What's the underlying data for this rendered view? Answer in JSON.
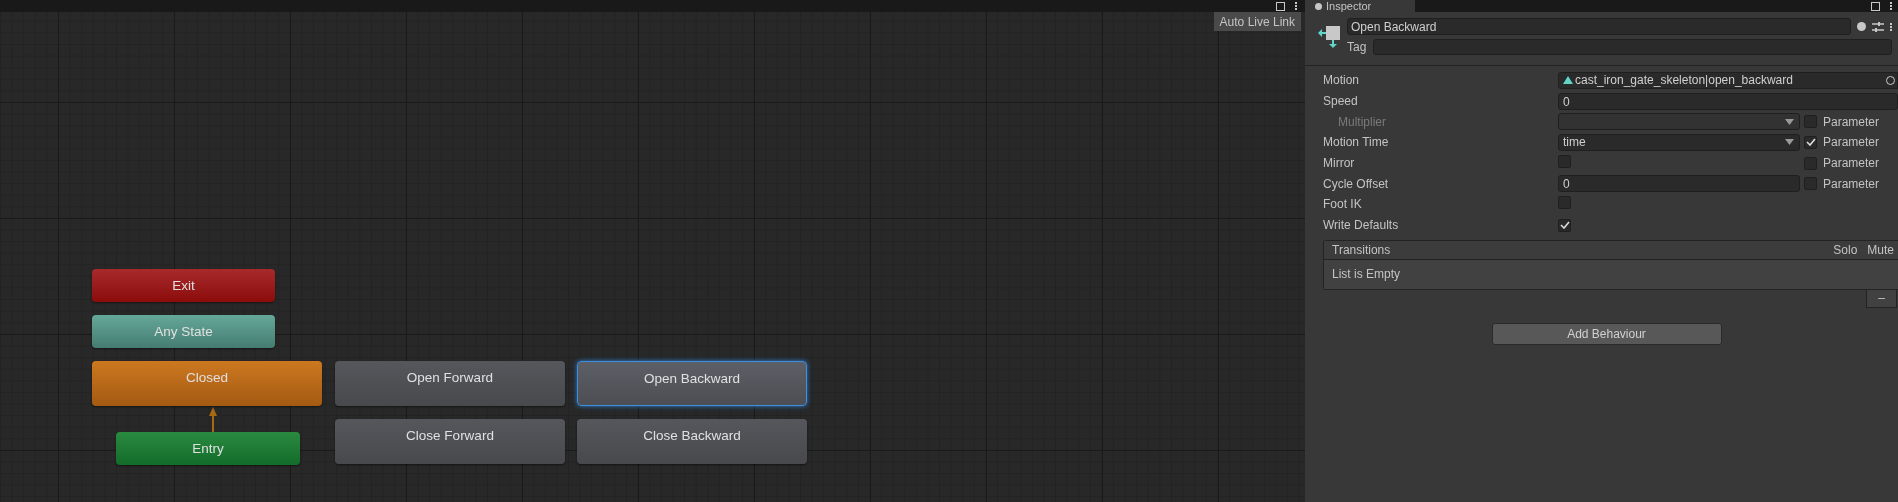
{
  "graph": {
    "toolbar_button": "Auto Live Link",
    "nodes": [
      {
        "label": "Exit",
        "kind": "exit",
        "selected": false
      },
      {
        "label": "Any State",
        "kind": "any",
        "selected": false
      },
      {
        "label": "Closed",
        "kind": "default",
        "selected": false
      },
      {
        "label": "Open Forward",
        "kind": "state",
        "selected": false
      },
      {
        "label": "Open Backward",
        "kind": "state",
        "selected": true
      },
      {
        "label": "Close Forward",
        "kind": "state",
        "selected": false
      },
      {
        "label": "Close Backward",
        "kind": "state",
        "selected": false
      },
      {
        "label": "Entry",
        "kind": "entry",
        "selected": false
      }
    ]
  },
  "inspector": {
    "tab": "Inspector",
    "name": "Open Backward",
    "tag_label": "Tag",
    "properties": [
      {
        "label": "Motion",
        "kind": "object",
        "value": "cast_iron_gate_skeleton|open_backward",
        "disabled": false
      },
      {
        "label": "Speed",
        "kind": "number",
        "value": "0",
        "disabled": false
      },
      {
        "label": "Multiplier",
        "kind": "dropdown",
        "disabled": true,
        "parameter": {
          "label": "Parameter",
          "checked": false
        }
      },
      {
        "label": "Motion Time",
        "kind": "dropdown",
        "value": "time",
        "disabled": false,
        "parameter": {
          "label": "Parameter",
          "checked": true
        }
      },
      {
        "label": "Mirror",
        "kind": "checkbox",
        "checked": false,
        "disabled": false,
        "parameter": {
          "label": "Parameter",
          "checked": false
        }
      },
      {
        "label": "Cycle Offset",
        "kind": "number",
        "value": "0",
        "disabled": false,
        "parameter": {
          "label": "Parameter",
          "checked": false
        }
      },
      {
        "label": "Foot IK",
        "kind": "checkbox",
        "checked": false,
        "disabled": false
      },
      {
        "label": "Write Defaults",
        "kind": "checkbox",
        "checked": true,
        "disabled": false
      }
    ],
    "transitions_list": {
      "title": "Transitions",
      "columns": [
        "Solo",
        "Mute"
      ],
      "empty_text": "List is Empty",
      "remove_button": "–"
    },
    "add_button": "Add Behaviour"
  }
}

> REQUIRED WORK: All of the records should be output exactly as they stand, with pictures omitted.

> EXERCISE RESPONSE:
What's the underlying data for this rendered view? Answer in JSON.
{
  "graph": {
    "toolbar_button": "Auto Live Link",
    "nodes": [
      {
        "label": "Exit",
        "kind": "exit",
        "selected": false
      },
      {
        "label": "Any State",
        "kind": "any",
        "selected": false
      },
      {
        "label": "Closed",
        "kind": "default",
        "selected": false
      },
      {
        "label": "Open Forward",
        "kind": "state",
        "selected": false
      },
      {
        "label": "Open Backward",
        "kind": "state",
        "selected": true
      },
      {
        "label": "Close Forward",
        "kind": "state",
        "selected": false
      },
      {
        "label": "Close Backward",
        "kind": "state",
        "selected": false
      },
      {
        "label": "Entry",
        "kind": "entry",
        "selected": false
      }
    ]
  },
  "inspector": {
    "tab": "Inspector",
    "name": "Open Backward",
    "tag_label": "Tag",
    "properties": [
      {
        "label": "Motion",
        "kind": "object",
        "value": "cast_iron_gate_skeleton|open_backward",
        "disabled": false
      },
      {
        "label": "Speed",
        "kind": "number",
        "value": "0",
        "disabled": false
      },
      {
        "label": "Multiplier",
        "kind": "dropdown",
        "disabled": true,
        "parameter": {
          "label": "Parameter",
          "checked": false
        }
      },
      {
        "label": "Motion Time",
        "kind": "dropdown",
        "value": "time",
        "disabled": false,
        "parameter": {
          "label": "Parameter",
          "checked": true
        }
      },
      {
        "label": "Mirror",
        "kind": "checkbox",
        "checked": false,
        "disabled": false,
        "parameter": {
          "label": "Parameter",
          "checked": false
        }
      },
      {
        "label": "Cycle Offset",
        "kind": "number",
        "value": "0",
        "disabled": false,
        "parameter": {
          "label": "Parameter",
          "checked": false
        }
      },
      {
        "label": "Foot IK",
        "kind": "checkbox",
        "checked": false,
        "disabled": false
      },
      {
        "label": "Write Defaults",
        "kind": "checkbox",
        "checked": true,
        "disabled": false
      }
    ],
    "transitions_list": {
      "title": "Transitions",
      "columns": [
        "Solo",
        "Mute"
      ],
      "empty_text": "List is Empty",
      "remove_button": "–"
    },
    "add_button": "Add Behaviour"
  }
}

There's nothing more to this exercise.